Assignment -
Pictures are to be dropped from the copy. Retype the listing exactly.

== Segment start ==

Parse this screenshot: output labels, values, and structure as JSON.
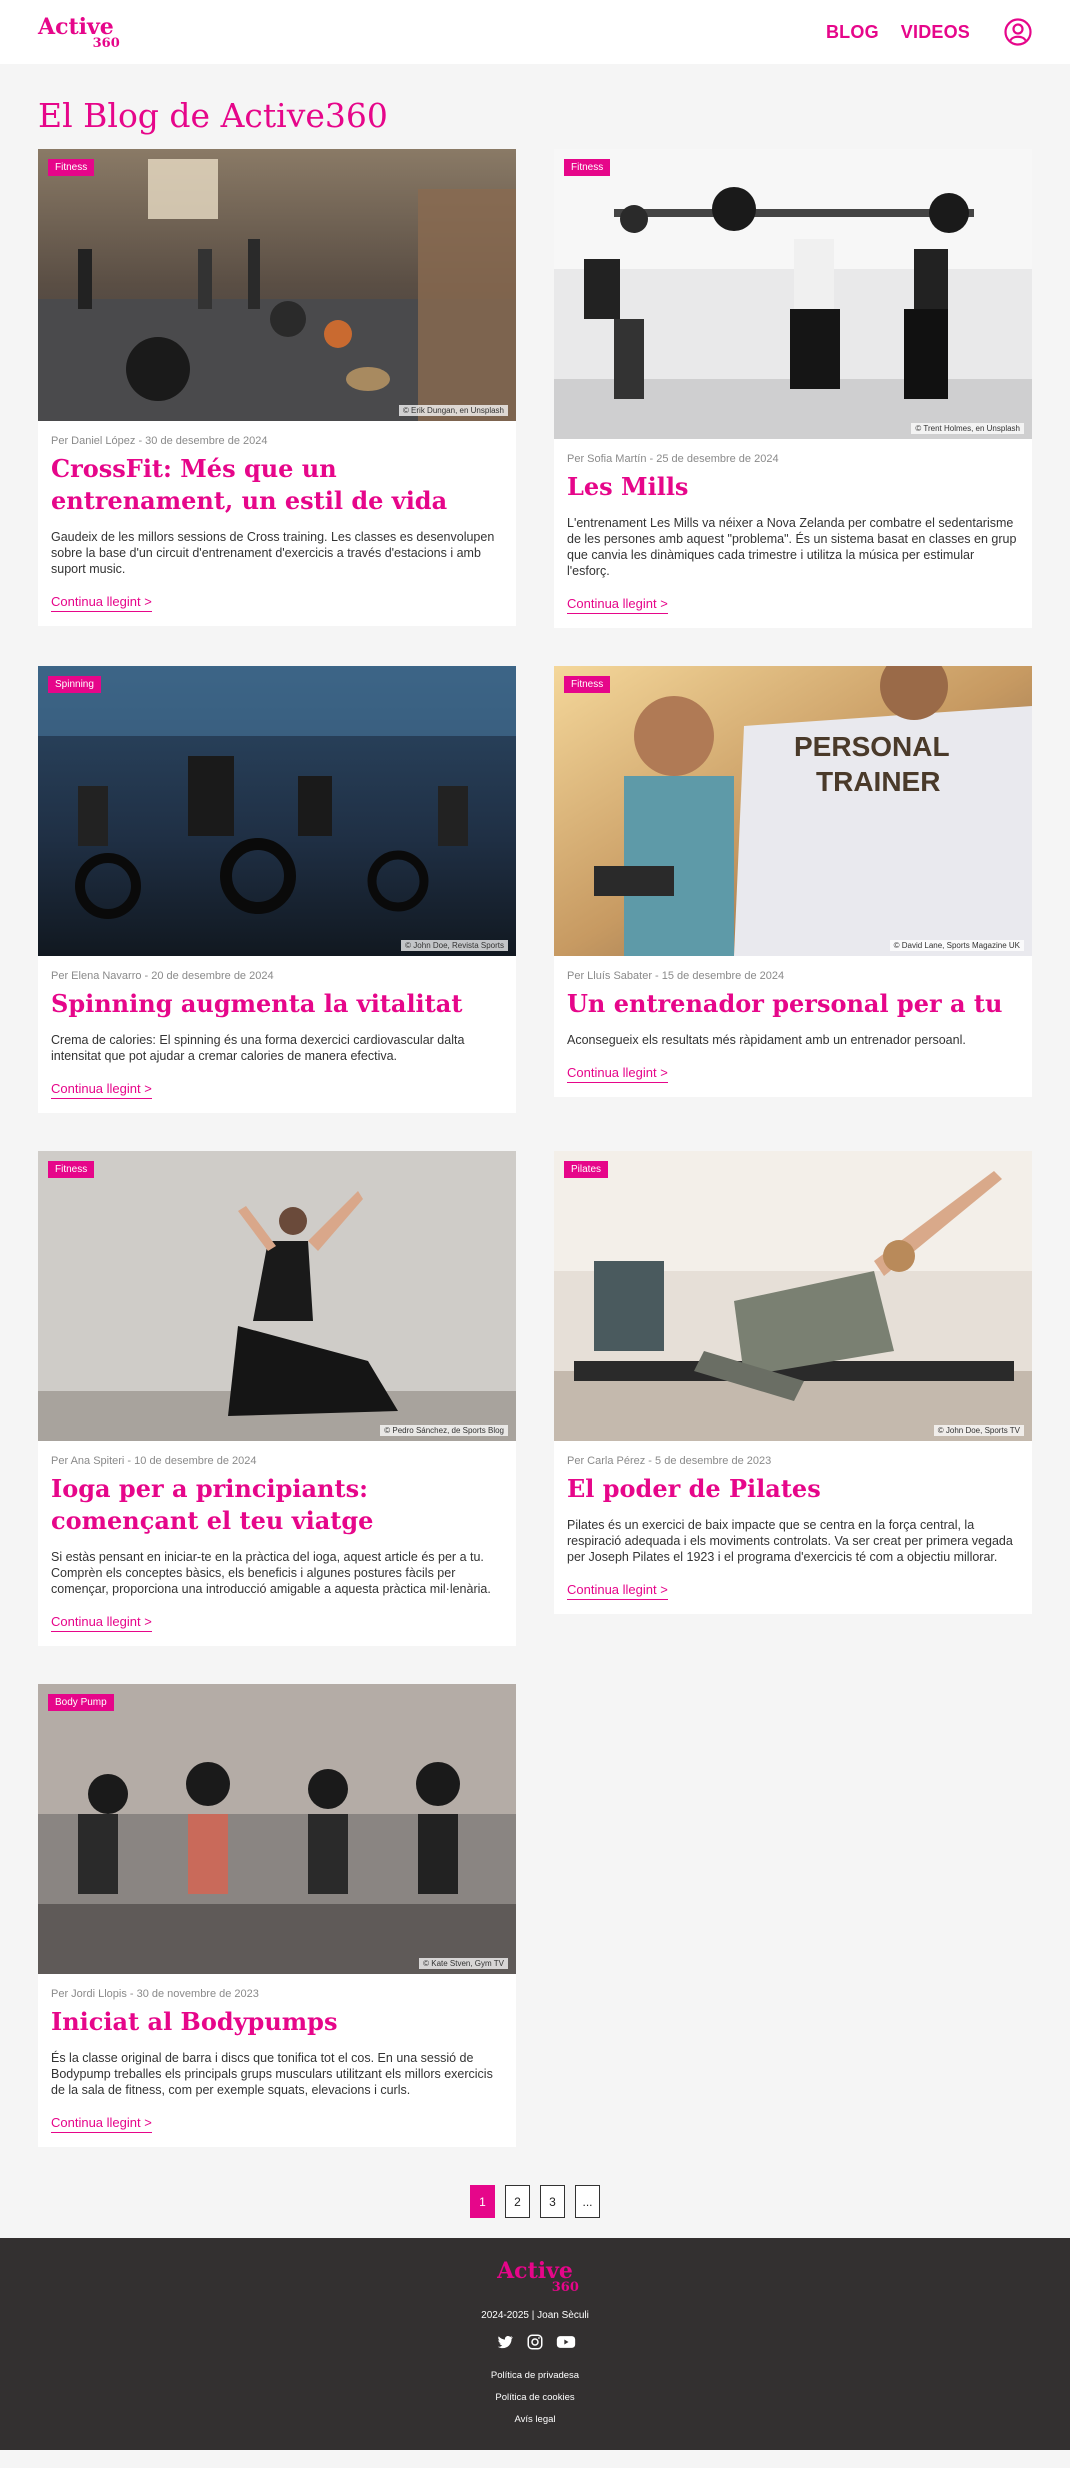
{
  "header": {
    "logo_main": "Active",
    "logo_sub": "360",
    "nav": [
      "BLOG",
      "VIDEOS"
    ]
  },
  "page_title": "El Blog de Active360",
  "posts": [
    {
      "tag": "Fitness",
      "credit": "© Erik Dungan, en Unsplash",
      "meta": "Per Daniel López - 30 de desembre de 2024",
      "title": "CrossFit: Més que un entrenament, un estil de vida",
      "excerpt": "Gaudeix de les millors sessions de Cross training. Les classes es desenvolupen sobre la base d'un circuit d'entrenament d'exercicis a través d'estacions i amb suport music.",
      "more": "Continua llegint >"
    },
    {
      "tag": "Fitness",
      "credit": "© Trent Holmes, en Unsplash",
      "meta": "Per Sofia Martín - 25 de desembre de 2024",
      "title": "Les Mills",
      "excerpt": "L'entrenament Les Mills va néixer a Nova Zelanda per combatre el sedentarisme de les persones amb aquest \"problema\". És un sistema basat en classes en grup que canvia les dinàmiques cada trimestre i utilitza la música per estimular l'esforç.",
      "more": "Continua llegint >"
    },
    {
      "tag": "Spinning",
      "credit": "© John Doe, Revista Sports",
      "meta": "Per Elena Navarro - 20 de desembre de 2024",
      "title": "Spinning augmenta la vitalitat",
      "excerpt": "Crema de calories: El spinning és una forma dexercici cardiovascular dalta intensitat que pot ajudar a cremar calories de manera efectiva.",
      "more": "Continua llegint >"
    },
    {
      "tag": "Fitness",
      "credit": "© David Lane, Sports Magazine UK",
      "meta": "Per Lluís Sabater - 15 de desembre de 2024",
      "title": "Un entrenador personal per a tu",
      "excerpt": "Aconsegueix els resultats més ràpidament amb un entrenador persoanl.",
      "more": "Continua llegint >"
    },
    {
      "tag": "Fitness",
      "credit": "© Pedro Sánchez, de Sports Blog",
      "meta": "Per Ana Spiteri - 10 de desembre de 2024",
      "title": "Ioga per a principiants: començant el teu viatge",
      "excerpt": "Si estàs pensant en iniciar-te en la pràctica del ioga, aquest article és per a tu. Comprèn els conceptes bàsics, els beneficis i algunes postures fàcils per començar, proporciona una introducció amigable a aquesta pràctica mil·lenària.",
      "more": "Continua llegint >"
    },
    {
      "tag": "Pilates",
      "credit": "© John Doe, Sports TV",
      "meta": "Per Carla Pérez - 5 de desembre de 2023",
      "title": "El poder de Pilates",
      "excerpt": "Pilates és un exercici de baix impacte que se centra en la força central, la respiració adequada i els moviments controlats. Va ser creat per primera vegada per Joseph Pilates el 1923 i el programa d'exercicis té com a objectiu millorar.",
      "more": "Continua llegint >"
    },
    {
      "tag": "Body Pump",
      "credit": "© Kate Stven, Gym TV",
      "meta": "Per Jordi Llopis - 30 de novembre de 2023",
      "title": "Iniciat al Bodypumps",
      "excerpt": "És la classe original de barra i discs que tonifica tot el cos. En una sessió de Bodypump treballes els principals grups musculars utilitzant els millors exercicis de la sala de fitness, com per exemple squats, elevacions i curls.",
      "more": "Continua llegint >"
    }
  ],
  "pagination": [
    "1",
    "2",
    "3",
    "..."
  ],
  "pagination_active": "1",
  "footer": {
    "logo_main": "Active",
    "logo_sub": "360",
    "copyright": "2024-2025 | Joan Sèculi",
    "links": [
      "Política de privadesa",
      "Política de cookies",
      "Avís legal"
    ]
  },
  "colors": {
    "accent": "#e6068a",
    "footer_bg": "#333030",
    "page_bg": "#f5f5f5"
  },
  "icons": [
    "user-icon",
    "twitter-icon",
    "instagram-icon",
    "youtube-icon"
  ]
}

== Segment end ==

Result for this exercise -
Parse this screenshot: output labels, values, and structure as JSON.
{
  "header": {
    "logo_main": "Active",
    "logo_sub": "360",
    "nav": [
      "BLOG",
      "VIDEOS"
    ]
  },
  "page_title": "El Blog de Active360",
  "posts": [
    {
      "tag": "Fitness",
      "credit": "© Erik Dungan, en Unsplash",
      "meta": "Per Daniel López - 30 de desembre de 2024",
      "title": "CrossFit: Més que un entrenament, un estil de vida",
      "excerpt": "Gaudeix de les millors sessions de Cross training. Les classes es desenvolupen sobre la base d'un circuit d'entrenament d'exercicis a través d'estacions i amb suport music.",
      "more": "Continua llegint >"
    },
    {
      "tag": "Fitness",
      "credit": "© Trent Holmes, en Unsplash",
      "meta": "Per Sofia Martín - 25 de desembre de 2024",
      "title": "Les Mills",
      "excerpt": "L'entrenament Les Mills va néixer a Nova Zelanda per combatre el sedentarisme de les persones amb aquest \"problema\". És un sistema basat en classes en grup que canvia les dinàmiques cada trimestre i utilitza la música per estimular l'esforç.",
      "more": "Continua llegint >"
    },
    {
      "tag": "Spinning",
      "credit": "© John Doe, Revista Sports",
      "meta": "Per Elena Navarro - 20 de desembre de 2024",
      "title": "Spinning augmenta la vitalitat",
      "excerpt": "Crema de calories: El spinning és una forma dexercici cardiovascular dalta intensitat que pot ajudar a cremar calories de manera efectiva.",
      "more": "Continua llegint >"
    },
    {
      "tag": "Fitness",
      "credit": "© David Lane, Sports Magazine UK",
      "meta": "Per Lluís Sabater - 15 de desembre de 2024",
      "title": "Un entrenador personal per a tu",
      "excerpt": "Aconsegueix els resultats més ràpidament amb un entrenador persoanl.",
      "more": "Continua llegint >"
    },
    {
      "tag": "Fitness",
      "credit": "© Pedro Sánchez, de Sports Blog",
      "meta": "Per Ana Spiteri - 10 de desembre de 2024",
      "title": "Ioga per a principiants: començant el teu viatge",
      "excerpt": "Si estàs pensant en iniciar-te en la pràctica del ioga, aquest article és per a tu. Comprèn els conceptes bàsics, els beneficis i algunes postures fàcils per començar, proporciona una introducció amigable a aquesta pràctica mil·lenària.",
      "more": "Continua llegint >"
    },
    {
      "tag": "Pilates",
      "credit": "© John Doe, Sports TV",
      "meta": "Per Carla Pérez - 5 de desembre de 2023",
      "title": "El poder de Pilates",
      "excerpt": "Pilates és un exercici de baix impacte que se centra en la força central, la respiració adequada i els moviments controlats. Va ser creat per primera vegada per Joseph Pilates el 1923 i el programa d'exercicis té com a objectiu millorar.",
      "more": "Continua llegint >"
    },
    {
      "tag": "Body Pump",
      "credit": "© Kate Stven, Gym TV",
      "meta": "Per Jordi Llopis - 30 de novembre de 2023",
      "title": "Iniciat al Bodypumps",
      "excerpt": "És la classe original de barra i discs que tonifica tot el cos. En una sessió de Bodypump treballes els principals grups musculars utilitzant els millors exercicis de la sala de fitness, com per exemple squats, elevacions i curls.",
      "more": "Continua llegint >"
    }
  ],
  "pagination": [
    "1",
    "2",
    "3",
    "..."
  ],
  "pagination_active": "1",
  "footer": {
    "logo_main": "Active",
    "logo_sub": "360",
    "copyright": "2024-2025 | Joan Sèculi",
    "links": [
      "Política de privadesa",
      "Política de cookies",
      "Avís legal"
    ]
  },
  "colors": {
    "accent": "#e6068a",
    "footer_bg": "#333030",
    "page_bg": "#f5f5f5"
  },
  "icons": [
    "user-icon",
    "twitter-icon",
    "instagram-icon",
    "youtube-icon"
  ]
}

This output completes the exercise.